Adapted from: Huchel, Fredrick M. A History of Box Elder County. Salt Lake City: Utah State Historical Society, 1999; “Elwood Town History.” http://www.elwoodtown.com/history.htm. Accessed April 27, 2020; “Elwood History.” http://www.boxeldercounty.org/elwood-history.htm. Accessed April 27, 2020.

The area that became Elwood was initially a squatters territory, belonging to a man by the name of Davidsen. The details of this early history are unclear, as not even Davidsen’s first name is known.  By 1879, Davidsen had sold his land. Accounts differ as to whether he sold the land to both Abraham and Allen Hunsaker, or if he sold the land to Abraham Hunsaker, who in turn sold it to Allen Hunsaker. Allen Hunsaker is known in Elwood as the city’s founder. Other settlers came from nearby Bear River City to work the land in the summers, eventually settling permanently in Elwood. As canals in the area were completed, additional settlers came to the area.

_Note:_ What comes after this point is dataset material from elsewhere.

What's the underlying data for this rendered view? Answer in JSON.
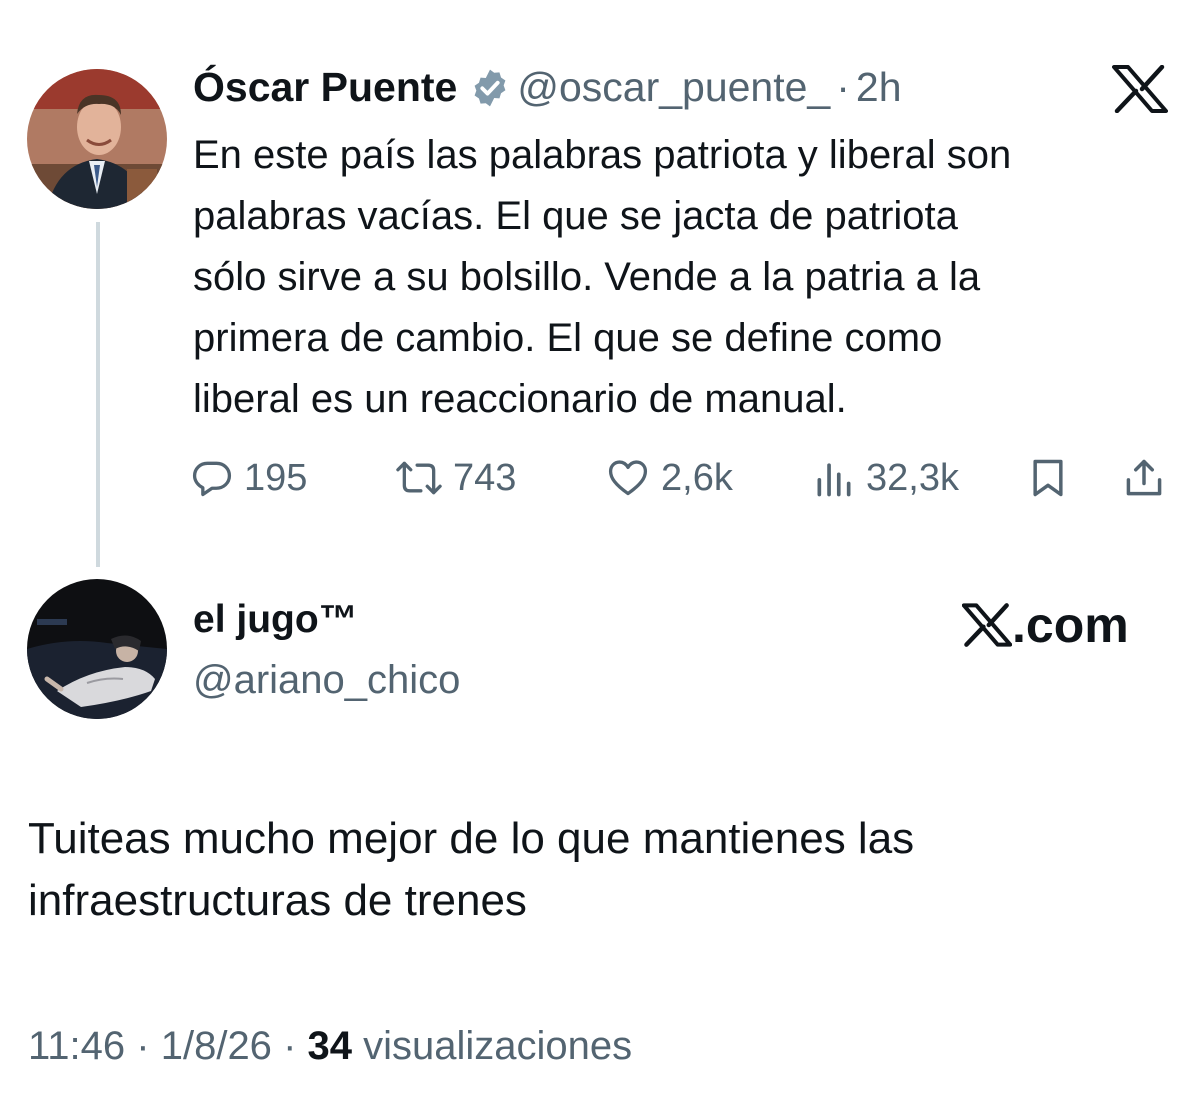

Elwood went through several name changes.  In 1889, Lorenzo Snow, at that time the stake president of the area, came to the area and remarked on the town’s “fair view.” The church branch in the area took the name Fairview, which was apparently applied to the settlement as well. The same year the town applied for a post office, and it was discovered that there was another town in Utah called Fairview, which could have confused mail delivery. The name Manila was suggested, but there was also another Manila, Utah. The Post office suggested Elwood, and the community agreed, although the ward of the Church of Jesus Christ of Latter-day Saints in the area was known as the Manila ward for a year before becoming the Elwood ward, to match the name of the post office.

Elwood encountered some significant challenges with farming, even as it seemed that things were going the settlers’ way. As the settlers were able to bring more land under irrigation and cultivation, they discovered that their irrigation had raised the water table, which had leached alkali from the soil and made the land next to useless for farming. Fortunately for the farmers of Elwood, the Utah State Agricultural College in nearby Logan pioneered the use of tile drains to lower the water table and leach out the alkali. The Elwood drainage district, organized by Elwood farmers, installed miles of underground tiles, which restored the productivity of the land. 

Agriculture was the mainstay of Elwood through World War II, though with the arrival of industries such as Thiokol, most residents began to move away from small scale farming and towards working in nearby industries. This was reflected in the town’s schooling system as well, with the Elwood Elementary school closing in 1963. The students were bussed to Tremonton and Bear River City. The population, which had been in steady decline from 648 in 1920, began to grow again in the seventies, and Elwood’s population now stands at a little over 1,000.